● Exercise prompt
Could you repeat every record exactly as it appears?
****
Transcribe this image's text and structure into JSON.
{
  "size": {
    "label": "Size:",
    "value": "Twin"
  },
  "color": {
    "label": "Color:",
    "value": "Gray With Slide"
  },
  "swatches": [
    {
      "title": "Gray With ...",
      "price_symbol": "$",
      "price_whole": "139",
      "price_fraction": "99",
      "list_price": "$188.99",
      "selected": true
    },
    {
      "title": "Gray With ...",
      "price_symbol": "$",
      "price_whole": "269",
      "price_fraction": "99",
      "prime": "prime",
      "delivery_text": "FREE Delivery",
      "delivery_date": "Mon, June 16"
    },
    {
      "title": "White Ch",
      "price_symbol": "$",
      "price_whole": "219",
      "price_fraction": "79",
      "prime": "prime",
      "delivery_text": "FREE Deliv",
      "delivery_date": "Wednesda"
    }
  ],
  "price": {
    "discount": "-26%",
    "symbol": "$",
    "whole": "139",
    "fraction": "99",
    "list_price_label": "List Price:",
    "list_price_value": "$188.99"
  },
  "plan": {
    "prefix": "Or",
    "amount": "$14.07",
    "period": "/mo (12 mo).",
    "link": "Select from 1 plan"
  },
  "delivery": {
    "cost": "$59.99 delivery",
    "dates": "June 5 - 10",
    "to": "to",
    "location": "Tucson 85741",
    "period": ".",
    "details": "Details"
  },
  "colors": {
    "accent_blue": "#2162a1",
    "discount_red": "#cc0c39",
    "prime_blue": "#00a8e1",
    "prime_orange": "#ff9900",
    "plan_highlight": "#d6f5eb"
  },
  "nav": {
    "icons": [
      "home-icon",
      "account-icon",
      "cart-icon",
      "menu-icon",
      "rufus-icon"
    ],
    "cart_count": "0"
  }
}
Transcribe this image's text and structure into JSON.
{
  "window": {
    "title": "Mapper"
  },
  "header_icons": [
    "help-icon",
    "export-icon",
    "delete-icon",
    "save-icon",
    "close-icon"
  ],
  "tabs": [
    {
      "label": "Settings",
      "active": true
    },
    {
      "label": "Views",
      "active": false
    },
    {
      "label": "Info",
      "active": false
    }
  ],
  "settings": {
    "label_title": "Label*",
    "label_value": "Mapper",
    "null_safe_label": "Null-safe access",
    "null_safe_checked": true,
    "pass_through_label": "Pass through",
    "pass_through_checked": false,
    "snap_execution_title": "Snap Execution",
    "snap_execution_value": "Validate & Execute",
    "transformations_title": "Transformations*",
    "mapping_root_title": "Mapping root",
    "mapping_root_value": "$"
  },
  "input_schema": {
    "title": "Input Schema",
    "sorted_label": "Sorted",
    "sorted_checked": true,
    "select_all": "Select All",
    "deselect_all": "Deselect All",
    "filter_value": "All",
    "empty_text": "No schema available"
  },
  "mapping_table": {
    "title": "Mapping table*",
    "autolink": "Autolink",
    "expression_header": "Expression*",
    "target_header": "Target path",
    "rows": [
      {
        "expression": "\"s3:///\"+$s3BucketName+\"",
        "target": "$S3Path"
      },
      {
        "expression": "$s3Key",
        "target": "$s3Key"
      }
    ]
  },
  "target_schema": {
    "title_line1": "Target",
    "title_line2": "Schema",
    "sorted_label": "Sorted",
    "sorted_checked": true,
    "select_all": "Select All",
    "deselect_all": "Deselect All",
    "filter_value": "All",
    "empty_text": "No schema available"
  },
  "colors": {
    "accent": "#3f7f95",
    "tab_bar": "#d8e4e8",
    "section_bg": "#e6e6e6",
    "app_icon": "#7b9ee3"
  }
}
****
● Answer box
Transcribe this image's text and structure into JSON.
{
  "size": {
    "label": "Size:",
    "value": "Twin"
  },
  "color": {
    "label": "Color:",
    "value": "Gray With Slide"
  },
  "swatches": [
    {
      "title": "Gray With ...",
      "price_symbol": "$",
      "price_whole": "139",
      "price_fraction": "99",
      "list_price": "$188.99",
      "selected": true
    },
    {
      "title": "Gray With ...",
      "price_symbol": "$",
      "price_whole": "269",
      "price_fraction": "99",
      "prime": "prime",
      "delivery_text": "FREE Delivery",
      "delivery_date": "Mon, June 16"
    },
    {
      "title": "White Ch",
      "price_symbol": "$",
      "price_whole": "219",
      "price_fraction": "79",
      "prime": "prime",
      "delivery_text": "FREE Deliv",
      "delivery_date": "Wednesda"
    }
  ],
  "price": {
    "discount": "-26%",
    "symbol": "$",
    "whole": "139",
    "fraction": "99",
    "list_price_label": "List Price:",
    "list_price_value": "$188.99"
  },
  "plan": {
    "prefix": "Or",
    "amount": "$14.07",
    "period": "/mo (12 mo).",
    "link": "Select from 1 plan"
  },
  "delivery": {
    "cost": "$59.99 delivery",
    "dates": "June 5 - 10",
    "to": "to",
    "location": "Tucson 85741",
    "period": ".",
    "details": "Details"
  },
  "colors": {
    "accent_blue": "#2162a1",
    "discount_red": "#cc0c39",
    "prime_blue": "#00a8e1",
    "prime_orange": "#ff9900",
    "plan_highlight": "#d6f5eb"
  },
  "nav": {
    "icons": [
      "home-icon",
      "account-icon",
      "cart-icon",
      "menu-icon",
      "rufus-icon"
    ],
    "cart_count": "0"
  }
}
Transcribe this image's text and structure into JSON.
{
  "window": {
    "title": "Mapper"
  },
  "header_icons": [
    "help-icon",
    "export-icon",
    "delete-icon",
    "save-icon",
    "close-icon"
  ],
  "tabs": [
    {
      "label": "Settings",
      "active": true
    },
    {
      "label": "Views",
      "active": false
    },
    {
      "label": "Info",
      "active": false
    }
  ],
  "settings": {
    "label_title": "Label*",
    "label_value": "Mapper",
    "null_safe_label": "Null-safe access",
    "null_safe_checked": true,
    "pass_through_label": "Pass through",
    "pass_through_checked": false,
    "snap_execution_title": "Snap Execution",
    "snap_execution_value": "Validate & Execute",
    "transformations_title": "Transformations*",
    "mapping_root_title": "Mapping root",
    "mapping_root_value": "$"
  },
  "input_schema": {
    "title": "Input Schema",
    "sorted_label": "Sorted",
    "sorted_checked": true,
    "select_all": "Select All",
    "deselect_all": "Deselect All",
    "filter_value": "All",
    "empty_text": "No schema available"
  },
  "mapping_table": {
    "title": "Mapping table*",
    "autolink": "Autolink",
    "expression_header": "Expression*",
    "target_header": "Target path",
    "rows": [
      {
        "expression": "\"s3:///\"+$s3BucketName+\"",
        "target": "$S3Path"
      },
      {
        "expression": "$s3Key",
        "target": "$s3Key"
      }
    ]
  },
  "target_schema": {
    "title_line1": "Target",
    "title_line2": "Schema",
    "sorted_label": "Sorted",
    "sorted_checked": true,
    "select_all": "Select All",
    "deselect_all": "Deselect All",
    "filter_value": "All",
    "empty_text": "No schema available"
  },
  "colors": {
    "accent": "#3f7f95",
    "tab_bar": "#d8e4e8",
    "section_bg": "#e6e6e6",
    "app_icon": "#7b9ee3"
  }
}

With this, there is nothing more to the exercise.